*** The records Section Begins ***

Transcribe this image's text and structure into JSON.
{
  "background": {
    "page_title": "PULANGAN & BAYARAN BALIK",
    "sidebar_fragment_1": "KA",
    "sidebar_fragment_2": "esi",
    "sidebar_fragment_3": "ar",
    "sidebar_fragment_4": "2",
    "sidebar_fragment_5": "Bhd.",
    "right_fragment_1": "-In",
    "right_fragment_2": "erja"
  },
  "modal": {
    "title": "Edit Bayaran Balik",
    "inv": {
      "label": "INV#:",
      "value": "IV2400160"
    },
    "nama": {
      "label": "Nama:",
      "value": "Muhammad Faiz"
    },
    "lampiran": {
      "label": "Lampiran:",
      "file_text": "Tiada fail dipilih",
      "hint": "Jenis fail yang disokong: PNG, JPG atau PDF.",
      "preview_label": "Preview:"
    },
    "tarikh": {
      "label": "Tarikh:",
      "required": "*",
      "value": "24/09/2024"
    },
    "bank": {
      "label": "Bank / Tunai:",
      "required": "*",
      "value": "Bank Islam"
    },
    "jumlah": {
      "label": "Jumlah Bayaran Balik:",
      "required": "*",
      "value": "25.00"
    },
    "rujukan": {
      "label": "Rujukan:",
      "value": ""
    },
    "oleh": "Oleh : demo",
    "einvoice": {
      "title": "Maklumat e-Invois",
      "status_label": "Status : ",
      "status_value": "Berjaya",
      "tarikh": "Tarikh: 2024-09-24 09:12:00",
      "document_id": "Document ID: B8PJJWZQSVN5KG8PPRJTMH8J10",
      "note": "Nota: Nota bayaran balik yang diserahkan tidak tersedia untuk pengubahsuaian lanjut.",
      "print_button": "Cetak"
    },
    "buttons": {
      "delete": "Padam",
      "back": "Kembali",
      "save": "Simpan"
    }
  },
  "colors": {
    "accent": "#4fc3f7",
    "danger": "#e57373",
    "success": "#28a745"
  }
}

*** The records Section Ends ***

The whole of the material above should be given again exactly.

Transcribe this image's text and structure into JSON.
{
  "background": {
    "page_title": "PULANGAN & BAYARAN BALIK",
    "sidebar_fragment_1": "KA",
    "sidebar_fragment_2": "esi",
    "sidebar_fragment_3": "ar",
    "sidebar_fragment_4": "2",
    "sidebar_fragment_5": "Bhd.",
    "right_fragment_1": "-In",
    "right_fragment_2": "erja"
  },
  "modal": {
    "title": "Edit Bayaran Balik",
    "inv": {
      "label": "INV#:",
      "value": "IV2400160"
    },
    "nama": {
      "label": "Nama:",
      "value": "Muhammad Faiz"
    },
    "lampiran": {
      "label": "Lampiran:",
      "file_text": "Tiada fail dipilih",
      "hint": "Jenis fail yang disokong: PNG, JPG atau PDF.",
      "preview_label": "Preview:"
    },
    "tarikh": {
      "label": "Tarikh:",
      "required": "*",
      "value": "24/09/2024"
    },
    "bank": {
      "label": "Bank / Tunai:",
      "required": "*",
      "value": "Bank Islam"
    },
    "jumlah": {
      "label": "Jumlah Bayaran Balik:",
      "required": "*",
      "value": "25.00"
    },
    "rujukan": {
      "label": "Rujukan:",
      "value": ""
    },
    "oleh": "Oleh : demo",
    "einvoice": {
      "title": "Maklumat e-Invois",
      "status_label": "Status : ",
      "status_value": "Berjaya",
      "tarikh": "Tarikh: 2024-09-24 09:12:00",
      "document_id": "Document ID: B8PJJWZQSVN5KG8PPRJTMH8J10",
      "note": "Nota: Nota bayaran balik yang diserahkan tidak tersedia untuk pengubahsuaian lanjut.",
      "print_button": "Cetak"
    },
    "buttons": {
      "delete": "Padam",
      "back": "Kembali",
      "save": "Simpan"
    }
  },
  "colors": {
    "accent": "#4fc3f7",
    "danger": "#e57373",
    "success": "#28a745"
  }
}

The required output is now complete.